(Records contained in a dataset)
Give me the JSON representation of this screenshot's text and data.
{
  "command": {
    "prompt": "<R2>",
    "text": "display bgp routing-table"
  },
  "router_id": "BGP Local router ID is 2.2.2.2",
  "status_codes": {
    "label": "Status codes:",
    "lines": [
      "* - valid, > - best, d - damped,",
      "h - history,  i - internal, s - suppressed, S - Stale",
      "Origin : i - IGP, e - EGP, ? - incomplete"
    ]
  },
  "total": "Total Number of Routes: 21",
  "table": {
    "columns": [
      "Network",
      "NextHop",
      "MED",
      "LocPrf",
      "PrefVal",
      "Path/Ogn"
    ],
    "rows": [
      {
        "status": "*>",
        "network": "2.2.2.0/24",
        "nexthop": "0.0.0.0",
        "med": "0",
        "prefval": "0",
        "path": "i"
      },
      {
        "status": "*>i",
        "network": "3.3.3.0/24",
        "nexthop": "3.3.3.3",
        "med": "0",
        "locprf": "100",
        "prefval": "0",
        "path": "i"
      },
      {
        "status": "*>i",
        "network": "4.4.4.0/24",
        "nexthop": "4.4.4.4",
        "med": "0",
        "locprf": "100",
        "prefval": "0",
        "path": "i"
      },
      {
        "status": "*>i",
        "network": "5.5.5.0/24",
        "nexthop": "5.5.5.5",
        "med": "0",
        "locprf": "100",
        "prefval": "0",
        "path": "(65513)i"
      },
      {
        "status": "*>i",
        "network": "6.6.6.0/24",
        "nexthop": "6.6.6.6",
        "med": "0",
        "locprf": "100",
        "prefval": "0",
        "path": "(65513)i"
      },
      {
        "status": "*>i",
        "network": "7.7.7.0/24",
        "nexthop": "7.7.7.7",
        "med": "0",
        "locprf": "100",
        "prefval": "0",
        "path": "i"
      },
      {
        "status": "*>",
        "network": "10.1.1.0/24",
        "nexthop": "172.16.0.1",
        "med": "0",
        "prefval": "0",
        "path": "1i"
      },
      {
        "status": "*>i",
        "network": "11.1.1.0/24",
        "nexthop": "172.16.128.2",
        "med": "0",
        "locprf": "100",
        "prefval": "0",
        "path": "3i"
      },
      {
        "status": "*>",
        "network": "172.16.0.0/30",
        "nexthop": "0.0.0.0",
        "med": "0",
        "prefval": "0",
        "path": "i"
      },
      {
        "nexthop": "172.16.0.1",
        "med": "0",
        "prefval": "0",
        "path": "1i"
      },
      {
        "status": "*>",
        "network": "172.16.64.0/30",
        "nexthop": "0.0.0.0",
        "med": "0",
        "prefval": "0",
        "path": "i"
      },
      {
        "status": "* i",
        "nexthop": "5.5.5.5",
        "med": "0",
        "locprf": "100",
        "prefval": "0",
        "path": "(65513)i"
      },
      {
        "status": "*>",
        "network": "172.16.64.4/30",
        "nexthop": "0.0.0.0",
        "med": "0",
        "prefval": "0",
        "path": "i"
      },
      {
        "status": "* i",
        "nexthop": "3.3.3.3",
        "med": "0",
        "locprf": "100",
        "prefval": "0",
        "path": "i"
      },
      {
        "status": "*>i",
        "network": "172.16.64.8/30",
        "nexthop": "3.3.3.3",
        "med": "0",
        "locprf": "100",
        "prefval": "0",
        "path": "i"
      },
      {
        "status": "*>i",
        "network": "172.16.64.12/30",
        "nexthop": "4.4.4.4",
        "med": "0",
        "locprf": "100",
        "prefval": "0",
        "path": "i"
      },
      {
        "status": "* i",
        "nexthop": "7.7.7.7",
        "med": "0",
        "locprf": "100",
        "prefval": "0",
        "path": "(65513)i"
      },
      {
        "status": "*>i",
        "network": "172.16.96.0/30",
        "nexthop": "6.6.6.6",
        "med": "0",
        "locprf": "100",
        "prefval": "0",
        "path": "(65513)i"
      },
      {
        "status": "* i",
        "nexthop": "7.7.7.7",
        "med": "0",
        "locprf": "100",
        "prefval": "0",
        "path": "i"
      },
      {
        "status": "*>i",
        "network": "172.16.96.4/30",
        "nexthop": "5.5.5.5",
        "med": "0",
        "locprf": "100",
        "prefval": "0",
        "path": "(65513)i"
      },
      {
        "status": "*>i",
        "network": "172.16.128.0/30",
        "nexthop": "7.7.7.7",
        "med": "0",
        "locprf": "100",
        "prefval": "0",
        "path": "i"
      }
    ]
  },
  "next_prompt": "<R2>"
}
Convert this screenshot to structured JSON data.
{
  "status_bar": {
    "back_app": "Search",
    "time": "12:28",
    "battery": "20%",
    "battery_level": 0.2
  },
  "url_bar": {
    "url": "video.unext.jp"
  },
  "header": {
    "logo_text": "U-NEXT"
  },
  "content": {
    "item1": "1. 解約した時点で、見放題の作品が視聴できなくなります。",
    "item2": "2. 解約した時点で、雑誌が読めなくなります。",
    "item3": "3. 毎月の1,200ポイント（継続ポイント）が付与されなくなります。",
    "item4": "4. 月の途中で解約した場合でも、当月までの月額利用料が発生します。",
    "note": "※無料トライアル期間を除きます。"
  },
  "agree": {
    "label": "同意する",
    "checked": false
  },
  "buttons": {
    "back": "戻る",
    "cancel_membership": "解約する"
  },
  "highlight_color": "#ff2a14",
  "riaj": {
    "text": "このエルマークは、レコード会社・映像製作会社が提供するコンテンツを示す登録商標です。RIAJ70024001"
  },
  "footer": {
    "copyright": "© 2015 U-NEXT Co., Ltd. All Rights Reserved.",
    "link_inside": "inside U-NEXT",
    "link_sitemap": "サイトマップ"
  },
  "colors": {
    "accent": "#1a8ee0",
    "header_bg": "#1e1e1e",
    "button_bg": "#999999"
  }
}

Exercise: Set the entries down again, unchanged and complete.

Solution to this exercise:
Give me the JSON representation of this screenshot's text and data.
{
  "command": {
    "prompt": "<R2>",
    "text": "display bgp routing-table"
  },
  "router_id": "BGP Local router ID is 2.2.2.2",
  "status_codes": {
    "label": "Status codes:",
    "lines": [
      "* - valid, > - best, d - damped,",
      "h - history,  i - internal, s - suppressed, S - Stale",
      "Origin : i - IGP, e - EGP, ? - incomplete"
    ]
  },
  "total": "Total Number of Routes: 21",
  "table": {
    "columns": [
      "Network",
      "NextHop",
      "MED",
      "LocPrf",
      "PrefVal",
      "Path/Ogn"
    ],
    "rows": [
      {
        "status": "*>",
        "network": "2.2.2.0/24",
        "nexthop": "0.0.0.0",
        "med": "0",
        "prefval": "0",
        "path": "i"
      },
      {
        "status": "*>i",
        "network": "3.3.3.0/24",
        "nexthop": "3.3.3.3",
        "med": "0",
        "locprf": "100",
        "prefval": "0",
        "path": "i"
      },
      {
        "status": "*>i",
        "network": "4.4.4.0/24",
        "nexthop": "4.4.4.4",
        "med": "0",
        "locprf": "100",
        "prefval": "0",
        "path": "i"
      },
      {
        "status": "*>i",
        "network": "5.5.5.0/24",
        "nexthop": "5.5.5.5",
        "med": "0",
        "locprf": "100",
        "prefval": "0",
        "path": "(65513)i"
      },
      {
        "status": "*>i",
        "network": "6.6.6.0/24",
        "nexthop": "6.6.6.6",
        "med": "0",
        "locprf": "100",
        "prefval": "0",
        "path": "(65513)i"
      },
      {
        "status": "*>i",
        "network": "7.7.7.0/24",
        "nexthop": "7.7.7.7",
        "med": "0",
        "locprf": "100",
        "prefval": "0",
        "path": "i"
      },
      {
        "status": "*>",
        "network": "10.1.1.0/24",
        "nexthop": "172.16.0.1",
        "med": "0",
        "prefval": "0",
        "path": "1i"
      },
      {
        "status": "*>i",
        "network": "11.1.1.0/24",
        "nexthop": "172.16.128.2",
        "med": "0",
        "locprf": "100",
        "prefval": "0",
        "path": "3i"
      },
      {
        "status": "*>",
        "network": "172.16.0.0/30",
        "nexthop": "0.0.0.0",
        "med": "0",
        "prefval": "0",
        "path": "i"
      },
      {
        "nexthop": "172.16.0.1",
        "med": "0",
        "prefval": "0",
        "path": "1i"
      },
      {
        "status": "*>",
        "network": "172.16.64.0/30",
        "nexthop": "0.0.0.0",
        "med": "0",
        "prefval": "0",
        "path": "i"
      },
      {
        "status": "* i",
        "nexthop": "5.5.5.5",
        "med": "0",
        "locprf": "100",
        "prefval": "0",
        "path": "(65513)i"
      },
      {
        "status": "*>",
        "network": "172.16.64.4/30",
        "nexthop": "0.0.0.0",
        "med": "0",
        "prefval": "0",
        "path": "i"
      },
      {
        "status": "* i",
        "nexthop": "3.3.3.3",
        "med": "0",
        "locprf": "100",
        "prefval": "0",
        "path": "i"
      },
      {
        "status": "*>i",
        "network": "172.16.64.8/30",
        "nexthop": "3.3.3.3",
        "med": "0",
        "locprf": "100",
        "prefval": "0",
        "path": "i"
      },
      {
        "status": "*>i",
        "network": "172.16.64.12/30",
        "nexthop": "4.4.4.4",
        "med": "0",
        "locprf": "100",
        "prefval": "0",
        "path": "i"
      },
      {
        "status": "* i",
        "nexthop": "7.7.7.7",
        "med": "0",
        "locprf": "100",
        "prefval": "0",
        "path": "(65513)i"
      },
      {
        "status": "*>i",
        "network": "172.16.96.0/30",
        "nexthop": "6.6.6.6",
        "med": "0",
        "locprf": "100",
        "prefval": "0",
        "path": "(65513)i"
      },
      {
        "status": "* i",
        "nexthop": "7.7.7.7",
        "med": "0",
        "locprf": "100",
        "prefval": "0",
        "path": "i"
      },
      {
        "status": "*>i",
        "network": "172.16.96.4/30",
        "nexthop": "5.5.5.5",
        "med": "0",
        "locprf": "100",
        "prefval": "0",
        "path": "(65513)i"
      },
      {
        "status": "*>i",
        "network": "172.16.128.0/30",
        "nexthop": "7.7.7.7",
        "med": "0",
        "locprf": "100",
        "prefval": "0",
        "path": "i"
      }
    ]
  },
  "next_prompt": "<R2>"
}
Convert this screenshot to structured JSON data.
{
  "status_bar": {
    "back_app": "Search",
    "time": "12:28",
    "battery": "20%",
    "battery_level": 0.2
  },
  "url_bar": {
    "url": "video.unext.jp"
  },
  "header": {
    "logo_text": "U-NEXT"
  },
  "content": {
    "item1": "1. 解約した時点で、見放題の作品が視聴できなくなります。",
    "item2": "2. 解約した時点で、雑誌が読めなくなります。",
    "item3": "3. 毎月の1,200ポイント（継続ポイント）が付与されなくなります。",
    "item4": "4. 月の途中で解約した場合でも、当月までの月額利用料が発生します。",
    "note": "※無料トライアル期間を除きます。"
  },
  "agree": {
    "label": "同意する",
    "checked": false
  },
  "buttons": {
    "back": "戻る",
    "cancel_membership": "解約する"
  },
  "highlight_color": "#ff2a14",
  "riaj": {
    "text": "このエルマークは、レコード会社・映像製作会社が提供するコンテンツを示す登録商標です。RIAJ70024001"
  },
  "footer": {
    "copyright": "© 2015 U-NEXT Co., Ltd. All Rights Reserved.",
    "link_inside": "inside U-NEXT",
    "link_sitemap": "サイトマップ"
  },
  "colors": {
    "accent": "#1a8ee0",
    "header_bg": "#1e1e1e",
    "button_bg": "#999999"
  }
}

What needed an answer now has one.